In fact, it may be robust to check the relative successes and failures of retirement techniques on a world scale.
Every system has advanced from “specific financial, social, cultural, political and historic circumstances,” in response to the Mercer report.
“It is laborious to state the US is basically far behind when there are such a lot of different exterior insurance policies nations make that influence their residents and the way efficient their retirement can be in the long term,” Hansen mentioned.
Flaws in health-care and training coverage bleed into individuals’s capacity to avoid wasting, Hansen argued. For instance, a excessive pupil debt burden or massive well being payments might trigger an American borrower to defer saving. In such circumstances, it is probably not honest to position major blame on the construction of the US retirement system, Hansen mentioned.

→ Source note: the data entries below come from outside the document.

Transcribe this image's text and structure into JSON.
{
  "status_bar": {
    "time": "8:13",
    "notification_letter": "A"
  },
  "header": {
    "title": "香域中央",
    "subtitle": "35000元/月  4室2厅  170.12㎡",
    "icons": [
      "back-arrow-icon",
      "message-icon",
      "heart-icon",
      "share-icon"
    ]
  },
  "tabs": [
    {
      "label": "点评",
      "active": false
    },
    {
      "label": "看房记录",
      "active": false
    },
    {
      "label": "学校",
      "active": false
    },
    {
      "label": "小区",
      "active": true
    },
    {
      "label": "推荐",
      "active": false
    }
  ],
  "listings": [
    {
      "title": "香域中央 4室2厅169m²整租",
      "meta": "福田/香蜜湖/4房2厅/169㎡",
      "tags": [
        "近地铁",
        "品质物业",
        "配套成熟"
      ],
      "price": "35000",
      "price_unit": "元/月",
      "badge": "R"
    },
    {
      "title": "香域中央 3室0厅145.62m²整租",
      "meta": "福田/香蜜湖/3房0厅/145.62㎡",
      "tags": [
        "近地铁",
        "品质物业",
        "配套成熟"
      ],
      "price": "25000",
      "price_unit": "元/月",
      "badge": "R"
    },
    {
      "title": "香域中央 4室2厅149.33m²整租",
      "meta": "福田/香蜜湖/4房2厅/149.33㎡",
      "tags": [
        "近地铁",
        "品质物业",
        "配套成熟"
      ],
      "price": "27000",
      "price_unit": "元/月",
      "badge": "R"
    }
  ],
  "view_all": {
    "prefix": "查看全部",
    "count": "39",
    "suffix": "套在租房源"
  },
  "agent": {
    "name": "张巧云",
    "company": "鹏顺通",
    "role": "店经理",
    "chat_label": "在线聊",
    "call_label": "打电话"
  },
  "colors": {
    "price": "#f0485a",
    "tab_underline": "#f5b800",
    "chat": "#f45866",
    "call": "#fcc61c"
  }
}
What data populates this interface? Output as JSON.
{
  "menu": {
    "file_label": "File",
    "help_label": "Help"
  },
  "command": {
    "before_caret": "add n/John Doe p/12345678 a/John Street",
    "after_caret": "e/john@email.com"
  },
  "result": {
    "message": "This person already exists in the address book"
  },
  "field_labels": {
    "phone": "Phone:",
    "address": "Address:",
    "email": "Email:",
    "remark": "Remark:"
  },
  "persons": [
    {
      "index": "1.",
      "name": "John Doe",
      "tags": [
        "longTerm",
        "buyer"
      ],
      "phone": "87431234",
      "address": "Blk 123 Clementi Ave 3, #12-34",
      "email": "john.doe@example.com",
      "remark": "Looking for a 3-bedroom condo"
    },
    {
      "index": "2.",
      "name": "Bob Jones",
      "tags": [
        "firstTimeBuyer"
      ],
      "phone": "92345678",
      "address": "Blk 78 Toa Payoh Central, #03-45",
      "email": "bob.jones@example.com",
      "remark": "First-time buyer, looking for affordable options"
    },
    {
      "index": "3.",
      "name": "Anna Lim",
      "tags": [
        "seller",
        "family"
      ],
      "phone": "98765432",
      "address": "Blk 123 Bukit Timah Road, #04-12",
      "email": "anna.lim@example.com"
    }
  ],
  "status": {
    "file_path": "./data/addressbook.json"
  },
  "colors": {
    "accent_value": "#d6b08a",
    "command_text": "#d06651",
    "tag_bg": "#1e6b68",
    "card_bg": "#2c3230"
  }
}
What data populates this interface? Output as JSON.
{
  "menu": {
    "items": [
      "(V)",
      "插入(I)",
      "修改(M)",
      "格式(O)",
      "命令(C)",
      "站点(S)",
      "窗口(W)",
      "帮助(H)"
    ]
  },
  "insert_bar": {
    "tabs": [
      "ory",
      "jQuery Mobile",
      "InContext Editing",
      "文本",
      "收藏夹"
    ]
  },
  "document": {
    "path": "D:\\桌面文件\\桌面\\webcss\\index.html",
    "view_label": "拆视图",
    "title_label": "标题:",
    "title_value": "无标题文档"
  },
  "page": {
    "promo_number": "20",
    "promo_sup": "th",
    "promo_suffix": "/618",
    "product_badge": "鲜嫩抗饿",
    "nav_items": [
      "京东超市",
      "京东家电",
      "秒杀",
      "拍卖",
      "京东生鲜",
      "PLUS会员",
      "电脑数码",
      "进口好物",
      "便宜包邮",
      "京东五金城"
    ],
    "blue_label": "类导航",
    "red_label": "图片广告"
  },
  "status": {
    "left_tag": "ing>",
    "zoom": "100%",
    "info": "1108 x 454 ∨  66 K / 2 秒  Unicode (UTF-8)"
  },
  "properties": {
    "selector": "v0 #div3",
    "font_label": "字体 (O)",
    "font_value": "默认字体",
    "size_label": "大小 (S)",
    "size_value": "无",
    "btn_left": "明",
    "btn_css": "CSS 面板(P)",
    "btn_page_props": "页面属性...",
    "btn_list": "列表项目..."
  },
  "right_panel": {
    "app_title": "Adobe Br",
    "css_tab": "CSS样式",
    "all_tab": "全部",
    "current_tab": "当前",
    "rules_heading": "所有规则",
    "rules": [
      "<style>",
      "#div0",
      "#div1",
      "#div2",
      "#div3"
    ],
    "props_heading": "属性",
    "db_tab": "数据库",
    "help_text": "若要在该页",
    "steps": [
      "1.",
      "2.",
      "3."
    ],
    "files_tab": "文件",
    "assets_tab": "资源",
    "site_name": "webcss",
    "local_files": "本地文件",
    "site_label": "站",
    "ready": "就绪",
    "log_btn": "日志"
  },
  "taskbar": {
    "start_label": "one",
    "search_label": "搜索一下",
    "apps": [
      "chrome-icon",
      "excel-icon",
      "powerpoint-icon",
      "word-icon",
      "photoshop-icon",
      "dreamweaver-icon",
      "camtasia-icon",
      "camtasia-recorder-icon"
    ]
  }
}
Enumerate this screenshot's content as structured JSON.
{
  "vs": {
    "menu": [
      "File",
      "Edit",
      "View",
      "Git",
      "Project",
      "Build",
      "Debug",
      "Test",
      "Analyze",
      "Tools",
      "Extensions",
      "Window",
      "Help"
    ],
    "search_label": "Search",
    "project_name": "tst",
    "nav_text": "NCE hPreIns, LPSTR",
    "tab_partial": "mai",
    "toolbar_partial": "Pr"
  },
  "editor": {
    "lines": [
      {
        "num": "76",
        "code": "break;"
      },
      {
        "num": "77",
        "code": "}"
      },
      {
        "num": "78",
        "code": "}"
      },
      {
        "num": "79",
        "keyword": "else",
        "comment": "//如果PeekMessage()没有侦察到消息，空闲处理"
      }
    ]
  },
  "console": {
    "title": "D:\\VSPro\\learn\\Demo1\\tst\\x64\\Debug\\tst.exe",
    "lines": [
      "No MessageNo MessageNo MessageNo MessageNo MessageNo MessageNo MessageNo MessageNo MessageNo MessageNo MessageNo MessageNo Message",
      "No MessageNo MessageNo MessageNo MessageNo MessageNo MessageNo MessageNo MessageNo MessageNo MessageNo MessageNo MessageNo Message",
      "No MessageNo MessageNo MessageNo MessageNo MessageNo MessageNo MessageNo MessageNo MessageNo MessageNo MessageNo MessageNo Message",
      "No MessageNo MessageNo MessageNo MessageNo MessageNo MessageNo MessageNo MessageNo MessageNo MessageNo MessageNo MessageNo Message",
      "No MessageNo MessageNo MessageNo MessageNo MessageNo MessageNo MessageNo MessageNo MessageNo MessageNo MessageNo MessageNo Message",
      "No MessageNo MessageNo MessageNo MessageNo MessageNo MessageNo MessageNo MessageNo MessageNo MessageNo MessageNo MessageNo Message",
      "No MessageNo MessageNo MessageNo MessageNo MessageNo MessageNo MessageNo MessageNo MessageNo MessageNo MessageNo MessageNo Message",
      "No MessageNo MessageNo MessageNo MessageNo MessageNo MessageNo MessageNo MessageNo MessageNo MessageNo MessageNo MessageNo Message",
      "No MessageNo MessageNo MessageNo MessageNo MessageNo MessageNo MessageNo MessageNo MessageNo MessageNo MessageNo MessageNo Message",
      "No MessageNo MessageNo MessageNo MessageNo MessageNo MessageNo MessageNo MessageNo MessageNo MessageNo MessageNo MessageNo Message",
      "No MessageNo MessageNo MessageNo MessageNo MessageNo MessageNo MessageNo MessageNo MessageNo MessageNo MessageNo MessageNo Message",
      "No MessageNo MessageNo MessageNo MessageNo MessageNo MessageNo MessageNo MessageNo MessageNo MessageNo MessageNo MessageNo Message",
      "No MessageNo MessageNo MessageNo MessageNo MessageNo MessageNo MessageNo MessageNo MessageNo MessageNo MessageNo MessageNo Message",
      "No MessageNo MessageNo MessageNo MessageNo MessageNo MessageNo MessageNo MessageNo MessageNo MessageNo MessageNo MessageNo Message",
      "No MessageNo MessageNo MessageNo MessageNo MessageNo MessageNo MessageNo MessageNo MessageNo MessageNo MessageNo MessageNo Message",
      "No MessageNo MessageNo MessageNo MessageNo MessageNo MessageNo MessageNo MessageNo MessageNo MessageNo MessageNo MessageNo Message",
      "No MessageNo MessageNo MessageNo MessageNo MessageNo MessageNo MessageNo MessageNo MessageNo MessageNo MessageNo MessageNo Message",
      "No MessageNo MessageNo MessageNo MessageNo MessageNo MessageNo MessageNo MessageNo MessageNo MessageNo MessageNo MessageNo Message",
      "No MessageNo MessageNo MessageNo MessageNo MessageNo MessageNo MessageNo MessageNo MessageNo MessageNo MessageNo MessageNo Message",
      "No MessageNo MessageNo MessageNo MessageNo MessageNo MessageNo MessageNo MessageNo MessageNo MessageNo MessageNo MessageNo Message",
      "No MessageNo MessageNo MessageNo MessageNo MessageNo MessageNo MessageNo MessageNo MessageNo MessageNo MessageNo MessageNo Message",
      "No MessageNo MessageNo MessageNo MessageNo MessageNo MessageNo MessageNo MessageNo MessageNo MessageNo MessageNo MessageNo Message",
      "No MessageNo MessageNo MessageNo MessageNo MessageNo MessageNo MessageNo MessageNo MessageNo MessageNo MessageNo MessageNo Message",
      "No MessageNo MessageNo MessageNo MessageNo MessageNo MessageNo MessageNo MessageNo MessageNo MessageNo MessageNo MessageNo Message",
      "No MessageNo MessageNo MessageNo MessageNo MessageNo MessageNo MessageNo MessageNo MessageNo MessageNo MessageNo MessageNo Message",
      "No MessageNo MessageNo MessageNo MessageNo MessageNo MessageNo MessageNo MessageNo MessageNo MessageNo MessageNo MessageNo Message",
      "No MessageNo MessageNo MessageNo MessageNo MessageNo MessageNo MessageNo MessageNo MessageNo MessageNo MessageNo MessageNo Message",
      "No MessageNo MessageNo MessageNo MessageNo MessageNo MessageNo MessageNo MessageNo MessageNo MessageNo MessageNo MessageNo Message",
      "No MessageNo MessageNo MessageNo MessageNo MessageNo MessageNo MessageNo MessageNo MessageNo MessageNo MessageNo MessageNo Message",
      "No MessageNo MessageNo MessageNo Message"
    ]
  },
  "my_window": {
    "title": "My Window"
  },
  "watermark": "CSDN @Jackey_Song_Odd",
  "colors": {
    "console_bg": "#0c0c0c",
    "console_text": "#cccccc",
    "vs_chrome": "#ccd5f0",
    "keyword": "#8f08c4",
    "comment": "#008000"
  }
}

And there have been structural enhancements lately, consultants mentioned.
The Pension Safety Act of 2006, for instance, ushered in a brand new period of saving, whereby employers began robotically enrolling employees into 401(okay) plans and growing their contribution quantities annually.
Extra not too long ago, 11 states and two cities — New York and Seattle — have adopted packages that require companies to supply retirement packages to employees, in response to the Heart for Retirement Initiatives. They are often 401(okay)-type plans or a state-administered IRA, into which employees could be robotically enrolled.
Federal lawmakers are additionally weighing provisions — akin to decreased prices relative to components like plan compliance and a lift in tax incentives — to advertise extra uptake of 401(okay) plans amongst small companies, Hansen mentioned.
“Previously 15 years — and now with issues of extra reform in Safe 2.0 [legislation] — there’s been an amazing quantity of progress in recognizing there’s room for the development of design of our US retirement system,” Antonelli mentioned.